For more than a decade, Kurdish women and men fought alongside U.S. troops to defeat terrorists in Iraq and Syria. A big part of that effort was pushing terrorists out of the cities, which required costly house-to-house action, and depriving ISIS and affiliated groups of access to oil fields that they could use to fund the expansion of their operations. Now, having achieved apparent victory, the Kurds are being rewarded by not only losing the cities they helped to wrest back from America’s enemies but by having the cities they controlled all along with American approval surrendered on their behalf.
But don’t worry … the oil is safe. Or, at least, that’s Donald Trump’s claim. For Trump, the Kurds are disposable. After all, as he’s said repeatedly, “they’re no angels.” Which is true: they’re not angels. They’re just human beings who put themselves on the line, working side by side with U.S. forces. But the oil is sacred. For the oil, Trump will do what he will not do for the people—keep U.S. troops on Syrian soil.
Of course, Trump has offered a solution to both problems, one that’s as cold-hearted and thoughtless as every other move he’s made in this conflict. The Kurds could simply leave behind their homes, businesses, and farms so that they can guard the oil for Trump. “Perhaps it is time for the Kurds to start heading to the Oil Region!” tweeted Trump.
As The Washington Post reports, Trump’s policy is not only shockingly inhumane; it’s also a fundamental shift in the U.S. mission across the entire Middle East. And, on top of everything else, it’s also unlikely to be effective while at the same time requiring the presence of a sizable body of U.S. troops in Syria.
Before Trump’s brilliant plan to withdraw all U.S. troops and give Turkish autocrat Recep Erdogan the green light for invasion, stability in the region really could be maintained with about 1,000 U.S. forces. Most of those forces were located at bases within the Kurdish region. There was no need to have forces specially stationed at the oil fields to protect them from ISIS, because captured ISIS fighters were held by a combination of Kurdish and U.S. security.
That’s no longer true. But there’s an even more compelling reason that it is now much more difficult for U.S. forces to defend even less territory: Everything Trump has done has signaled weakness.

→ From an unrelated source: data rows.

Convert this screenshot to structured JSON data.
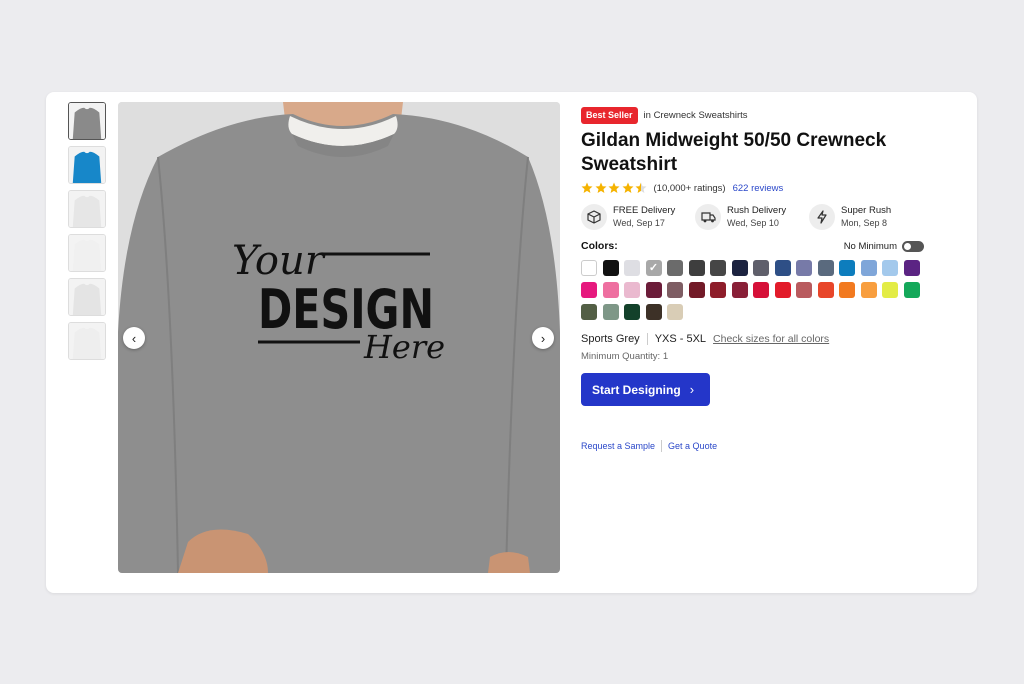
{
  "thumbnails": [
    {
      "name": "thumb-grey-front",
      "color": "#8a8a8a"
    },
    {
      "name": "thumb-blue",
      "color": "#1787c9"
    },
    {
      "name": "thumb-light-model",
      "color": "#e6e6e6"
    },
    {
      "name": "thumb-white-model",
      "color": "#f0f0f0"
    },
    {
      "name": "thumb-back",
      "color": "#e4e4e4"
    },
    {
      "name": "thumb-fabric",
      "color": "#eeeeee"
    }
  ],
  "hero": {
    "shirt_color": "#8e8e8e",
    "design_line1": "Your",
    "design_line2": "DESIGN",
    "design_line3": "Here",
    "prev_icon": "‹",
    "next_icon": "›"
  },
  "product": {
    "badge": "Best Seller",
    "category": "in Crewneck Sweatshirts",
    "title": "Gildan Midweight 50/50 Crewneck Sweatshirt",
    "rating": 4.5,
    "ratings_count": "(10,000+ ratings)",
    "reviews": "622 reviews"
  },
  "delivery": [
    {
      "icon": "box-icon",
      "title": "FREE Delivery",
      "date": "Wed, Sep 17"
    },
    {
      "icon": "truck-icon",
      "title": "Rush Delivery",
      "date": "Wed, Sep 10"
    },
    {
      "icon": "lightning-icon",
      "title": "Super Rush",
      "date": "Mon, Sep 8"
    }
  ],
  "colors": {
    "label": "Colors:",
    "no_minimum": "No Minimum",
    "swatches": [
      "#ffffff",
      "#111111",
      "#dedee3",
      "#a8a8a8",
      "#6b6b6b",
      "#3e3e3e",
      "#464646",
      "#1c2340",
      "#5f5f6b",
      "#2e4f86",
      "#777aa8",
      "#5a6a7e",
      "#0d7dbd",
      "#7fa6d9",
      "#a3c9ec",
      "#5b2483",
      "#e6197e",
      "#ee6fa0",
      "#eab9cf",
      "#6c1d3a",
      "#7e5d63",
      "#721a27",
      "#8e1d2a",
      "#891f37",
      "#d61038",
      "#e21b2a",
      "#b95a5e",
      "#e8462a",
      "#f27a20",
      "#f89e3e",
      "#e3ec46",
      "#14a85a",
      "#535f45",
      "#7e9787",
      "#13412a",
      "#3d3127",
      "#d9cdb6"
    ],
    "selected_index": 3
  },
  "selection": {
    "color_name": "Sports Grey",
    "sizes": "YXS - 5XL",
    "check_sizes": "Check sizes for all colors",
    "min_qty": "Minimum Quantity: 1"
  },
  "cta": {
    "label": "Start Designing",
    "chevron": "›"
  },
  "links": {
    "sample": "Request a Sample",
    "quote": "Get a Quote"
  }
}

By abandoning the Kurds, by declaring military operations in Syria over, and by openly declaring that his top priority is to get out of the region, Trump has left the oil fields, and the forces guarding them, swinging in the wind.
Previous to Trump’s call to Erdogan, the alliance between U.S. and Kurdish forces was a counter to the forces of both Russia and Bashar al-Assad, as well as to Erdogan’s desire to “clean out” the Kurds on his border by means of genocide. No one moved on the U.S.-Kurdish coalition because they thought to do so would mean serious retaliation. Now they know better. By pulling the plug on that relationship, Trump not only left the Kurds in deadly peril, but he also left U.S. forces in the region massively weakened.
The disrespect that Trump’s action earned could be seen in everything from Turkish forces deliberately targeting their shells to shake up evacuating U.S. troops to Russian forces hurrying in to ransack abandoned U.S. bases. The message Trump delivered wasn’t just that the U.S. could not be trusted, but also that it would be ridiculed to its face without consequence.
The whole reason U.S. forces now need to be deployed around the oil fields in considerable numbers and with heavy weapons is that Trump has weakened the U.S. position and given ISIS a second wind. There were even ISIS-allied forces among the militias shooting Kurdish civilians along the roadsides in the days after U.S. forces were told to step down. And U.S. forces had orders not to engage those militias, even as the militias were slaughtering allies right in front of troops lining up to get on transports.
Now the U.S. is considering bringing in tanks and creating new bases around the oil fields to hold off assaults from a reinvigorated ISIS. It seems likely that they’ll be needed. Because Trump’s “great outcome” in Syria is difficult even for right-wing media in the United States to swallow. For everyone on the ground in the Middle East, the result is clear to see: an absolute humiliation that will have consequences far beyond the exclusion zone being created along the Syrian border.